Aim of the exercise:
From the records below, copy the lines that include "hardj".
------ Supplied data
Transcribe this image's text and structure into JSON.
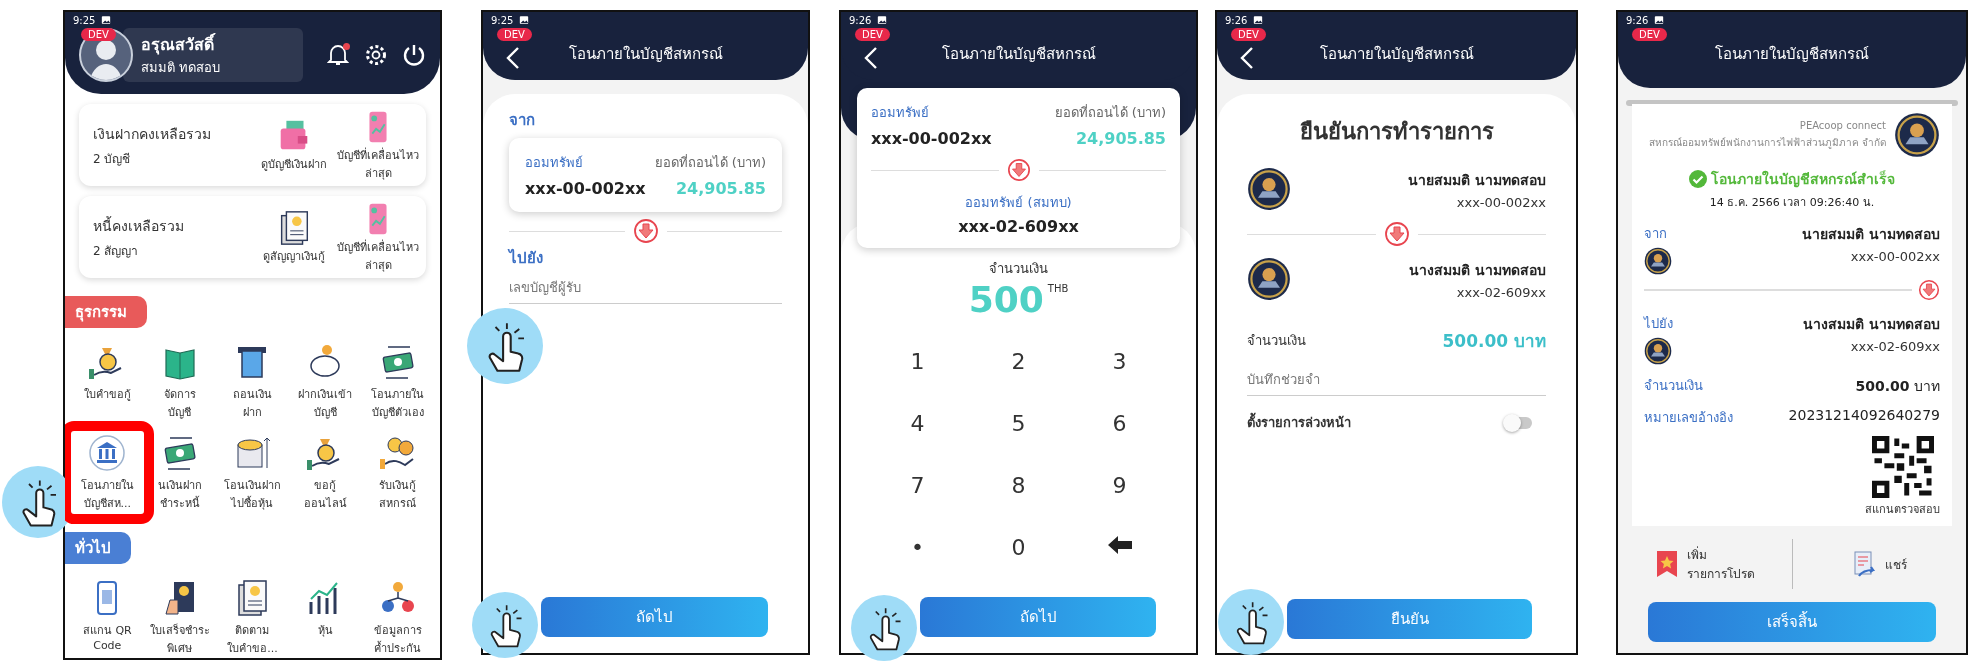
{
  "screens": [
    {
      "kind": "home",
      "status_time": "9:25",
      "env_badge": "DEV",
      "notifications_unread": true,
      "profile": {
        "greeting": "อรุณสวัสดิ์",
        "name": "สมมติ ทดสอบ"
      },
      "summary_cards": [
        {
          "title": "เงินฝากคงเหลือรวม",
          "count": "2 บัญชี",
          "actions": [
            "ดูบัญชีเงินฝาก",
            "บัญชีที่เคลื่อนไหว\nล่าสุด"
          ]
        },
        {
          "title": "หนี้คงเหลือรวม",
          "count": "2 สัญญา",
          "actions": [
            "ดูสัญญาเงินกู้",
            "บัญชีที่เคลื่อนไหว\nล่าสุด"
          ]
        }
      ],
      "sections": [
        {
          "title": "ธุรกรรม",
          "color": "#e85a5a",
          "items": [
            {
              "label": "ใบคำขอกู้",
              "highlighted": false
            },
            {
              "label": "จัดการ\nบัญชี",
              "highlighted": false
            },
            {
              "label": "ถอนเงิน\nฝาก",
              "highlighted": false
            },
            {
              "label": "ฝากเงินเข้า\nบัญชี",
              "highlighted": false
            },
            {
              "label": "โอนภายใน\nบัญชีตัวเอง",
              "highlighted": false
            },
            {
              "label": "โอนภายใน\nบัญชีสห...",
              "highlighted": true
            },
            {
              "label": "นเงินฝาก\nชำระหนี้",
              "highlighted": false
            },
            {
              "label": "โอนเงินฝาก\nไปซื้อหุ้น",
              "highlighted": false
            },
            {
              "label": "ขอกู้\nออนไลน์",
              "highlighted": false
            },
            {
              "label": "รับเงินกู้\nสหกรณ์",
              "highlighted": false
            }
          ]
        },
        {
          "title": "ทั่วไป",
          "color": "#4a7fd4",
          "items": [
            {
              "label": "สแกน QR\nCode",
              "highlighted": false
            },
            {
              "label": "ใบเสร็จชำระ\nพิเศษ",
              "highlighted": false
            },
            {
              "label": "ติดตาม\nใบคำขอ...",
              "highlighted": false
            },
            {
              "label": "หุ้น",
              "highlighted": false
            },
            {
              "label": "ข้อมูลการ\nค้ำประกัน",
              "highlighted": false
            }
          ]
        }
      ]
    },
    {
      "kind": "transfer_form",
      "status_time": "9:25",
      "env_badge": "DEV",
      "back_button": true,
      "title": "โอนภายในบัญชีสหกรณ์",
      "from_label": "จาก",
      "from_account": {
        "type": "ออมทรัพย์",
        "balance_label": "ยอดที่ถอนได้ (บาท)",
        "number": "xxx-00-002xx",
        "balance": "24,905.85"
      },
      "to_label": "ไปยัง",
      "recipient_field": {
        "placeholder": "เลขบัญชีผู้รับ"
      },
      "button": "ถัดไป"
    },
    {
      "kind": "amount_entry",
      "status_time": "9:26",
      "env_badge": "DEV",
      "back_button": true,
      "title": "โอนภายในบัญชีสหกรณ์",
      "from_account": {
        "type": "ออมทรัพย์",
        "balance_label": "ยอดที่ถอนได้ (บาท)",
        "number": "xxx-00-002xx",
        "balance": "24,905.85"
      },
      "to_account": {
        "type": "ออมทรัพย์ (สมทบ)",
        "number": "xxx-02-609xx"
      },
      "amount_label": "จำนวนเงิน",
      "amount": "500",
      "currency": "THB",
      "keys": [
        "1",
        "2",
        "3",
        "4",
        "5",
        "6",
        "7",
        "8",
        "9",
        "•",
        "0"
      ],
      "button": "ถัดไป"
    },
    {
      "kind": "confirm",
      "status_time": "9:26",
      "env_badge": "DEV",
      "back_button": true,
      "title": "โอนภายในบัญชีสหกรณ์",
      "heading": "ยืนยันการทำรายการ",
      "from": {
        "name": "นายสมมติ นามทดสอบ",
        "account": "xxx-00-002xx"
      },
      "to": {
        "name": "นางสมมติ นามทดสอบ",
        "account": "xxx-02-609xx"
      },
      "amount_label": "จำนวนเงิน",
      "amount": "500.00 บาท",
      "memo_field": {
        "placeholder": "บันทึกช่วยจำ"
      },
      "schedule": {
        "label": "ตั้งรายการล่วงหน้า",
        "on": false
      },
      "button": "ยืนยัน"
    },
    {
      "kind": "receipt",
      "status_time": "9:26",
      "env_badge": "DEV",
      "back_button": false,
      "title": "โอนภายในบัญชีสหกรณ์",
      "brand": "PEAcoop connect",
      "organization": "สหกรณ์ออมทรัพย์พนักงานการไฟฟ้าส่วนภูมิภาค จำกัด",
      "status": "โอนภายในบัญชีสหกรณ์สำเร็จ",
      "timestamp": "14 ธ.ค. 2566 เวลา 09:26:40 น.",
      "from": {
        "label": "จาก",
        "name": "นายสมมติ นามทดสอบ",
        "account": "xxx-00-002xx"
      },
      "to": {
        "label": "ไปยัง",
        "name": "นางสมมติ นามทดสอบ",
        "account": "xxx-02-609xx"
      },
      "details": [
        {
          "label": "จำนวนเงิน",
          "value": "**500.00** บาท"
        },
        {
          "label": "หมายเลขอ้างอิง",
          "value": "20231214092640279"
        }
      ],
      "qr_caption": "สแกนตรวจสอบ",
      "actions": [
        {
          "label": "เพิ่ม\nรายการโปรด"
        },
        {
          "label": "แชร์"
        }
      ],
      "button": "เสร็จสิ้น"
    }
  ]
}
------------
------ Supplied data
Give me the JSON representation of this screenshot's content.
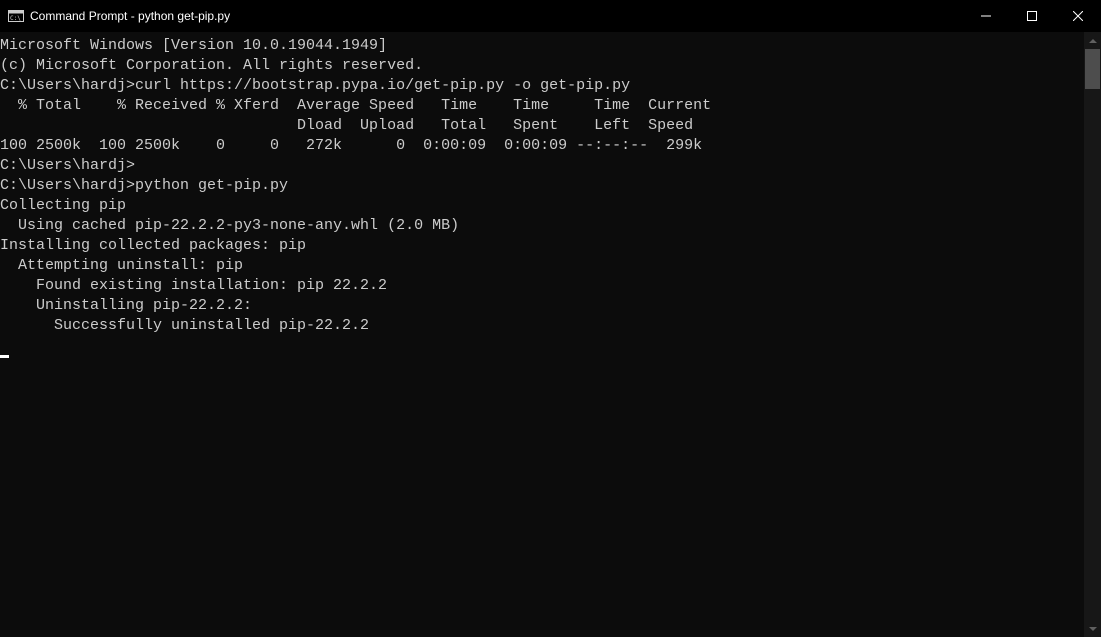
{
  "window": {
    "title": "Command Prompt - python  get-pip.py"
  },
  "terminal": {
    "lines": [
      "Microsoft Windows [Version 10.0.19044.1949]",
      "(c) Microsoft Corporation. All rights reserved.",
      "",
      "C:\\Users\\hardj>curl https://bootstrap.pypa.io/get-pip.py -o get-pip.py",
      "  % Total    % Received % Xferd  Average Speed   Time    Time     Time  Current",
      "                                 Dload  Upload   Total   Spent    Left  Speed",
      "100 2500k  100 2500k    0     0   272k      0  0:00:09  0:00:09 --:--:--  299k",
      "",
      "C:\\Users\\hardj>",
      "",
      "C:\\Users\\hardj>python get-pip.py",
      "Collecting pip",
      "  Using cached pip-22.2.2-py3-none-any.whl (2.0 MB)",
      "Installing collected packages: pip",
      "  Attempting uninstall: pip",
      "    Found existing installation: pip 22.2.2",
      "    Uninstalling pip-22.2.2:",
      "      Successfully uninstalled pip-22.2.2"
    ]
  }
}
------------
Exercise response:
      "C:\\Users\\hardj>curl https://bootstrap.pypa.io/get-pip.py -o get-pip.py",
      "C:\\Users\\hardj>",
      "C:\\Users\\hardj>python get-pip.py",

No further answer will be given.